3 Nov 2013

I'm back for the winter

Hi everyone, I suppose some of you noticed that I have been silent for a couple months now. I have been pretty this summer with work and sport. At the beginning of October, I also moved into my new house so I had to move my workbench and all my electronic stuff. That was a lot of work!

Even if I have not posted any blog post, I have been working on a side project with a friend from Spain, Arrizen. The project is about domotics and you can learn more about it on our project website : Koollaborate.

Here is an excerpt from the website describing the project :

This project is about creating a home network of autonomous little sensor/actuator node called ‘Motes’. The Mote is a generic pluggable module comprising a brain (┬ÁController) and a communication module. The Motes are slaves to a central controller. Motes with different ┬ÁC will be designed; they will share code librairies and projects should compile and work on the different architectures.

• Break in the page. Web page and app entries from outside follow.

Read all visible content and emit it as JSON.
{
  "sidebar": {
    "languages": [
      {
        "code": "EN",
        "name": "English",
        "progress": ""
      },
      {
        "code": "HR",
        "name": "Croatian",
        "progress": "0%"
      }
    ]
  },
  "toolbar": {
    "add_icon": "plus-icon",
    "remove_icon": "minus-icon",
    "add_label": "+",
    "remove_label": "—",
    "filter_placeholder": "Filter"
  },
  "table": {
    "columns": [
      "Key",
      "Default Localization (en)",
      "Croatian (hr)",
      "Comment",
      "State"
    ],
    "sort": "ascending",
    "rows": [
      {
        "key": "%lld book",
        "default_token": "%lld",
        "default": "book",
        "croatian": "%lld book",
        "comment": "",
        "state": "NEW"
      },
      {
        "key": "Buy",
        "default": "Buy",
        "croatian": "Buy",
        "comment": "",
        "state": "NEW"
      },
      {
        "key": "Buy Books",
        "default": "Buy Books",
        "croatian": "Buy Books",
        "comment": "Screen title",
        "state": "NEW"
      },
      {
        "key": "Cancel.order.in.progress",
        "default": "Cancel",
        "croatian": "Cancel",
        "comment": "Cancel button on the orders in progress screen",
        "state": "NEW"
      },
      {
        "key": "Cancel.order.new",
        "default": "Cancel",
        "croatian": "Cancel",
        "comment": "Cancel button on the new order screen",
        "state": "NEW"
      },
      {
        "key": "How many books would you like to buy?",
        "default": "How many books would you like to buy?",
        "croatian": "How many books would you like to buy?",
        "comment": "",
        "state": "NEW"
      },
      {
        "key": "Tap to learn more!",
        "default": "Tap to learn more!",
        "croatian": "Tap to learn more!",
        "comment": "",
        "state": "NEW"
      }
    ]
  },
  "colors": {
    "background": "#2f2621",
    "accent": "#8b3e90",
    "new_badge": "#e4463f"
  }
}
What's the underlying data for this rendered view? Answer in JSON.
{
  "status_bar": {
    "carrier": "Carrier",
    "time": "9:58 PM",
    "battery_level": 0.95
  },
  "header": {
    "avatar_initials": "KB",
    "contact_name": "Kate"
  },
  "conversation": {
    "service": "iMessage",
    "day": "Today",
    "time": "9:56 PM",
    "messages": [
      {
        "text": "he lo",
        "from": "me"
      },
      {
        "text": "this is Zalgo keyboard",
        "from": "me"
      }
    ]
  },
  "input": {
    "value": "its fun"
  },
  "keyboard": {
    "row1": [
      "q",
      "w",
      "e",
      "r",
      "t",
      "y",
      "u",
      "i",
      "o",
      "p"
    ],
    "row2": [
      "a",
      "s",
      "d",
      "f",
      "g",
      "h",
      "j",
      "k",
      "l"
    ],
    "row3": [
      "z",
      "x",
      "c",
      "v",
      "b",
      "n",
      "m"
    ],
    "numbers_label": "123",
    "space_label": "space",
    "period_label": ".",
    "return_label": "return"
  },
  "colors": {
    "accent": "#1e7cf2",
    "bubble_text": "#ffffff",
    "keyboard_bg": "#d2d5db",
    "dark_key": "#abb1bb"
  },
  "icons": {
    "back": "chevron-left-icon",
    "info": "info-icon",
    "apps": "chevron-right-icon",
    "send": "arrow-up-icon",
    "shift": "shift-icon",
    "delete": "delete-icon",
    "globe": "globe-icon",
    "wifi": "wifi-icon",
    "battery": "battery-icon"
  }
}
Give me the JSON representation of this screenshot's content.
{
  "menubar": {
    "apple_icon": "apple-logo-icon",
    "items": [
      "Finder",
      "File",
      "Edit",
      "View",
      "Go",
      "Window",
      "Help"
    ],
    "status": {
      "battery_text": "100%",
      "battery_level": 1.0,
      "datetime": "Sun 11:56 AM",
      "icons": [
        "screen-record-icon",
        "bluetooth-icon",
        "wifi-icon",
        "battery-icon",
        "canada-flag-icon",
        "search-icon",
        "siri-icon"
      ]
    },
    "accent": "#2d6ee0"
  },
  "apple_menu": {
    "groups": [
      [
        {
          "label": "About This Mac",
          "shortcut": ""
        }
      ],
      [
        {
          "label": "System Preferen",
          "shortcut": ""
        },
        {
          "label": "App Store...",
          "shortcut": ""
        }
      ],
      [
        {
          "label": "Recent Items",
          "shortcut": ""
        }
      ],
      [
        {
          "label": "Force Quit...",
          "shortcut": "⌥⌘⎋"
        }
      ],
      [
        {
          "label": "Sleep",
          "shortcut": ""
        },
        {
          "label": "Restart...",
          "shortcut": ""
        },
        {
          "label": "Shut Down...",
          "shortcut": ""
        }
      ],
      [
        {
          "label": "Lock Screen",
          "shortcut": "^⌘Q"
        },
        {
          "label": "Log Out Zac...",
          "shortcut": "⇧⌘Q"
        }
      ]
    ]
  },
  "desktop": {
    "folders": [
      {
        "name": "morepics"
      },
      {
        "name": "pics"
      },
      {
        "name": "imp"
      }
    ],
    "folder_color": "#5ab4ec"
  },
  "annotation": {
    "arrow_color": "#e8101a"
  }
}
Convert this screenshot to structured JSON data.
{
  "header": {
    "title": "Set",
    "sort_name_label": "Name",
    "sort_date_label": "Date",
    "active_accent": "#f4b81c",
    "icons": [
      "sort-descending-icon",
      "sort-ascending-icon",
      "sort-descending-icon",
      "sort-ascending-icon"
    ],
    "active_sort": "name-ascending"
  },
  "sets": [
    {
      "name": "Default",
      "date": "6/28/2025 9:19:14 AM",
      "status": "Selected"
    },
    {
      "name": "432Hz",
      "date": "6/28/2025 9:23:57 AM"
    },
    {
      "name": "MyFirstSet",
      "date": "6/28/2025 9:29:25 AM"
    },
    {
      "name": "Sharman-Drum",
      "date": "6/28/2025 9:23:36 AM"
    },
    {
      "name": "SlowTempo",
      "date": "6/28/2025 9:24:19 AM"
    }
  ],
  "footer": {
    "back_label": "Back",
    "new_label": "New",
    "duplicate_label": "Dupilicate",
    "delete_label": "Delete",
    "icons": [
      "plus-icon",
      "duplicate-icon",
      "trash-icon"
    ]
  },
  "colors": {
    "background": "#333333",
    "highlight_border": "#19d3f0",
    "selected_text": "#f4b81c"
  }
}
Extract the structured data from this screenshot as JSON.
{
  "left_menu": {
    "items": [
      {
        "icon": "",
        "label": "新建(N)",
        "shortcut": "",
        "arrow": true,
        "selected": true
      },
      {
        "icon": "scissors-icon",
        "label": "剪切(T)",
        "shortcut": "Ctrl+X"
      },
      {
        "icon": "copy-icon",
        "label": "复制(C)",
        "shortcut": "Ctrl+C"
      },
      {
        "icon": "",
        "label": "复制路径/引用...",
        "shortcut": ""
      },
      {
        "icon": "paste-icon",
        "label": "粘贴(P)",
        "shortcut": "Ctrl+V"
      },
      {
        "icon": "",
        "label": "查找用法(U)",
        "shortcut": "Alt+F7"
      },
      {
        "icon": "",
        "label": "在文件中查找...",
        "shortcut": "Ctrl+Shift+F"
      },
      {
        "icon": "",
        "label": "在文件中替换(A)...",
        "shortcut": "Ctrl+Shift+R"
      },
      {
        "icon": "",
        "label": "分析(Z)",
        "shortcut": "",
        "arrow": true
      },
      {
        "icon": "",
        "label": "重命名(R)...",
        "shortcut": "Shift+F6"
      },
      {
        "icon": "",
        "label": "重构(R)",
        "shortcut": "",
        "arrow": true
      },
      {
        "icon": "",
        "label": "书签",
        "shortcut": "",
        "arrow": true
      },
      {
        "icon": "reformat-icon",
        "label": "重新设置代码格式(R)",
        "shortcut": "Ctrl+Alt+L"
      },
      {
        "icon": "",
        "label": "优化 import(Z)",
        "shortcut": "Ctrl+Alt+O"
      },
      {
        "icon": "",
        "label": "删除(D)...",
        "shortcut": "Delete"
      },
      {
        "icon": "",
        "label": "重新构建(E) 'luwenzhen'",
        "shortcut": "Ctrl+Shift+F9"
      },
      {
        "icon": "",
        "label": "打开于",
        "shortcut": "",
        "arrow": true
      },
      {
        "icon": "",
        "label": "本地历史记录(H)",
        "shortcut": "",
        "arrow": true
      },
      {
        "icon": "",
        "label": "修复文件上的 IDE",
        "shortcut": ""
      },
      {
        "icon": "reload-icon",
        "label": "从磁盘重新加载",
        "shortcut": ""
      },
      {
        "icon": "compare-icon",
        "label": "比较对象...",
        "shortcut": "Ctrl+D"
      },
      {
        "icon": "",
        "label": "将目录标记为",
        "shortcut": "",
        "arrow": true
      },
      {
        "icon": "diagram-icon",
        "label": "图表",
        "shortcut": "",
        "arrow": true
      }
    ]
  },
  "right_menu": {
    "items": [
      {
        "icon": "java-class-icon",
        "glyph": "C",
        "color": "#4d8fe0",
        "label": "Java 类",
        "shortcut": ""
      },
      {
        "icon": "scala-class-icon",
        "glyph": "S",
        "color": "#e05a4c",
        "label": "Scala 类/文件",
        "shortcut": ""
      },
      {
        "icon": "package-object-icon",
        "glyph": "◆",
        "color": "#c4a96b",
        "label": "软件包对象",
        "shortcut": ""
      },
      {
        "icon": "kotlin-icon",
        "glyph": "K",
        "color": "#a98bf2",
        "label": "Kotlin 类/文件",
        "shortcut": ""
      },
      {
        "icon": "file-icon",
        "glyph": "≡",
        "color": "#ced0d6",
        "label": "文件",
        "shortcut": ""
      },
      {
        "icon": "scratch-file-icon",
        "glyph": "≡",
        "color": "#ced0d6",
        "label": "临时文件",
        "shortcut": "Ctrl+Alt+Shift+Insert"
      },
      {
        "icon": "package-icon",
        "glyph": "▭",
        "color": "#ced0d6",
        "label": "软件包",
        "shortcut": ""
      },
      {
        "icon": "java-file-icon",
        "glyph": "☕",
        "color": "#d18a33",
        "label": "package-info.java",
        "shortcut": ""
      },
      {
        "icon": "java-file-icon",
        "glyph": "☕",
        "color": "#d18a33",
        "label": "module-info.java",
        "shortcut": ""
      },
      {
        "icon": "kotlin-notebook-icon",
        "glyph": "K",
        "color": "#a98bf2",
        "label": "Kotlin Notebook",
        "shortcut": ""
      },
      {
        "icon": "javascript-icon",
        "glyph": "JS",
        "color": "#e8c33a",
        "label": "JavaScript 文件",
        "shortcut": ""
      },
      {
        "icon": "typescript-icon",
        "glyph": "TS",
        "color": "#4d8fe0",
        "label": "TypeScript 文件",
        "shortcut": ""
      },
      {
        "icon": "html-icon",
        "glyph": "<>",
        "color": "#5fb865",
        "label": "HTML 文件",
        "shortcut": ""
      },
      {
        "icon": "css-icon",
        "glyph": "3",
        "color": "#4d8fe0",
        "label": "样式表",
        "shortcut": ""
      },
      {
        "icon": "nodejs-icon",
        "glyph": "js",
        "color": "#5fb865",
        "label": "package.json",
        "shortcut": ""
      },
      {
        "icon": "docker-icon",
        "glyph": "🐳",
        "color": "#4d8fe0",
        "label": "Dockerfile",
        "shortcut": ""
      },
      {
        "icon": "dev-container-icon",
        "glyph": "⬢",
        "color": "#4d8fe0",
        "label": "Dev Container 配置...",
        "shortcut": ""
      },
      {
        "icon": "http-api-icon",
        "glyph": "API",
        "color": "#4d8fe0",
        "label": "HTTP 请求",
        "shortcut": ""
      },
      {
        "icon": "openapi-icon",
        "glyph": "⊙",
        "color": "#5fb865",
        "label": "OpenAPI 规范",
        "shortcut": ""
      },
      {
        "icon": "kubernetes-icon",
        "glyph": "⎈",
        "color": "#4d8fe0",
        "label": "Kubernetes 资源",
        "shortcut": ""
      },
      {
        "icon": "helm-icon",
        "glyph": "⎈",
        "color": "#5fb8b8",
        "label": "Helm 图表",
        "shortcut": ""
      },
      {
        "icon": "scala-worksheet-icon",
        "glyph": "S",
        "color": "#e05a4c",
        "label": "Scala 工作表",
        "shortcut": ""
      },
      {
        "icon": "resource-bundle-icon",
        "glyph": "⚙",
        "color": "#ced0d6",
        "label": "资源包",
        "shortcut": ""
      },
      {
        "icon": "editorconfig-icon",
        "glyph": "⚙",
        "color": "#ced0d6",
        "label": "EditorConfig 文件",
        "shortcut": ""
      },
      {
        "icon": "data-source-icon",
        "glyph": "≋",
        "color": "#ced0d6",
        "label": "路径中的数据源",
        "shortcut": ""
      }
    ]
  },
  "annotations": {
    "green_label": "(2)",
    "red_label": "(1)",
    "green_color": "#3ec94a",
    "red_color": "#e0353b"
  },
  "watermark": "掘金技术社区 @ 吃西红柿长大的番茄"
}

The goal of this project is to provide a cheap module for home automation that you can program to your will and make it communicate information. It will help someone focus on the project he wants to do and not designing controllers board over and over.


Domotics is a subject that interests me a lot because it involves electricity, electronics, programming, human machine interface, communication protocols, internet, servers...

For an house to be intelligent, it needs to be able communicate information to you, even if you are not home. In the next article, I will show you how to use the Python programming language to send emails and text messages on your cellphone.